- _EXERCISE_: Below are records to be repeated in full. Give them exactly.

- _DATASET EXTRACT_:
------------------------------------

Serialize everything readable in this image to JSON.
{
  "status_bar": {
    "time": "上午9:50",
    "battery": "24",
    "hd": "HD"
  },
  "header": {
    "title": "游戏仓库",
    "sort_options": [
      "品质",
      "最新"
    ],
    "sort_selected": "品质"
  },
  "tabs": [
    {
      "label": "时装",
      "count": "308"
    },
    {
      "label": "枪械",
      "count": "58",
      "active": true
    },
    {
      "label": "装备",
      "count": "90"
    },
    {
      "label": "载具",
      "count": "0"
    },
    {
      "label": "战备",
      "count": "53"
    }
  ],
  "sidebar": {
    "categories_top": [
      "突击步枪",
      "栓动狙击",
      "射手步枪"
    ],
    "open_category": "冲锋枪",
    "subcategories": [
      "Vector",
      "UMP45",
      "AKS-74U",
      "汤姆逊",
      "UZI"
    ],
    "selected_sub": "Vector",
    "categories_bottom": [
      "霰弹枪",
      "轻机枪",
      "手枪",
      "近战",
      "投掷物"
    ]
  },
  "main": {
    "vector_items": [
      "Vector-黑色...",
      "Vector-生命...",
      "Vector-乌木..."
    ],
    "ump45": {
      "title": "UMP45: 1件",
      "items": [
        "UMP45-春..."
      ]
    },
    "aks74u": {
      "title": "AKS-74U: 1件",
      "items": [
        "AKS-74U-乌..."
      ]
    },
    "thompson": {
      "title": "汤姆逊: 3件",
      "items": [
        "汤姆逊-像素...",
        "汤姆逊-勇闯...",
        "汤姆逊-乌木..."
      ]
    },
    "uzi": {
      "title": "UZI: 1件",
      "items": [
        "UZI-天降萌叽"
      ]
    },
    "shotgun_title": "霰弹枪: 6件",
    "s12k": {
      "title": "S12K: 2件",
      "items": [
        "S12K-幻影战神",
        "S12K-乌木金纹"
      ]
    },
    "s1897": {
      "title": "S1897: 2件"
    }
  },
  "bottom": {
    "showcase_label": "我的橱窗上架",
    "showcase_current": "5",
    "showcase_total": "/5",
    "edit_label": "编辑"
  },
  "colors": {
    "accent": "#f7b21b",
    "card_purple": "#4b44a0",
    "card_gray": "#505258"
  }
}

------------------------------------

- _TASK RESPONSE_:
Serialize everything readable in this image to JSON.
{
  "status_bar": {
    "time": "上午9:50",
    "battery": "24",
    "hd": "HD"
  },
  "header": {
    "title": "游戏仓库",
    "sort_options": [
      "品质",
      "最新"
    ],
    "sort_selected": "品质"
  },
  "tabs": [
    {
      "label": "时装",
      "count": "308"
    },
    {
      "label": "枪械",
      "count": "58",
      "active": true
    },
    {
      "label": "装备",
      "count": "90"
    },
    {
      "label": "载具",
      "count": "0"
    },
    {
      "label": "战备",
      "count": "53"
    }
  ],
  "sidebar": {
    "categories_top": [
      "突击步枪",
      "栓动狙击",
      "射手步枪"
    ],
    "open_category": "冲锋枪",
    "subcategories": [
      "Vector",
      "UMP45",
      "AKS-74U",
      "汤姆逊",
      "UZI"
    ],
    "selected_sub": "Vector",
    "categories_bottom": [
      "霰弹枪",
      "轻机枪",
      "手枪",
      "近战",
      "投掷物"
    ]
  },
  "main": {
    "vector_items": [
      "Vector-黑色...",
      "Vector-生命...",
      "Vector-乌木..."
    ],
    "ump45": {
      "title": "UMP45: 1件",
      "items": [
        "UMP45-春..."
      ]
    },
    "aks74u": {
      "title": "AKS-74U: 1件",
      "items": [
        "AKS-74U-乌..."
      ]
    },
    "thompson": {
      "title": "汤姆逊: 3件",
      "items": [
        "汤姆逊-像素...",
        "汤姆逊-勇闯...",
        "汤姆逊-乌木..."
      ]
    },
    "uzi": {
      "title": "UZI: 1件",
      "items": [
        "UZI-天降萌叽"
      ]
    },
    "shotgun_title": "霰弹枪: 6件",
    "s12k": {
      "title": "S12K: 2件",
      "items": [
        "S12K-幻影战神",
        "S12K-乌木金纹"
      ]
    },
    "s1897": {
      "title": "S1897: 2件"
    }
  },
  "bottom": {
    "showcase_label": "我的橱窗上架",
    "showcase_current": "5",
    "showcase_total": "/5",
    "edit_label": "编辑"
  },
  "colors": {
    "accent": "#f7b21b",
    "card_purple": "#4b44a0",
    "card_gray": "#505258"
  }
}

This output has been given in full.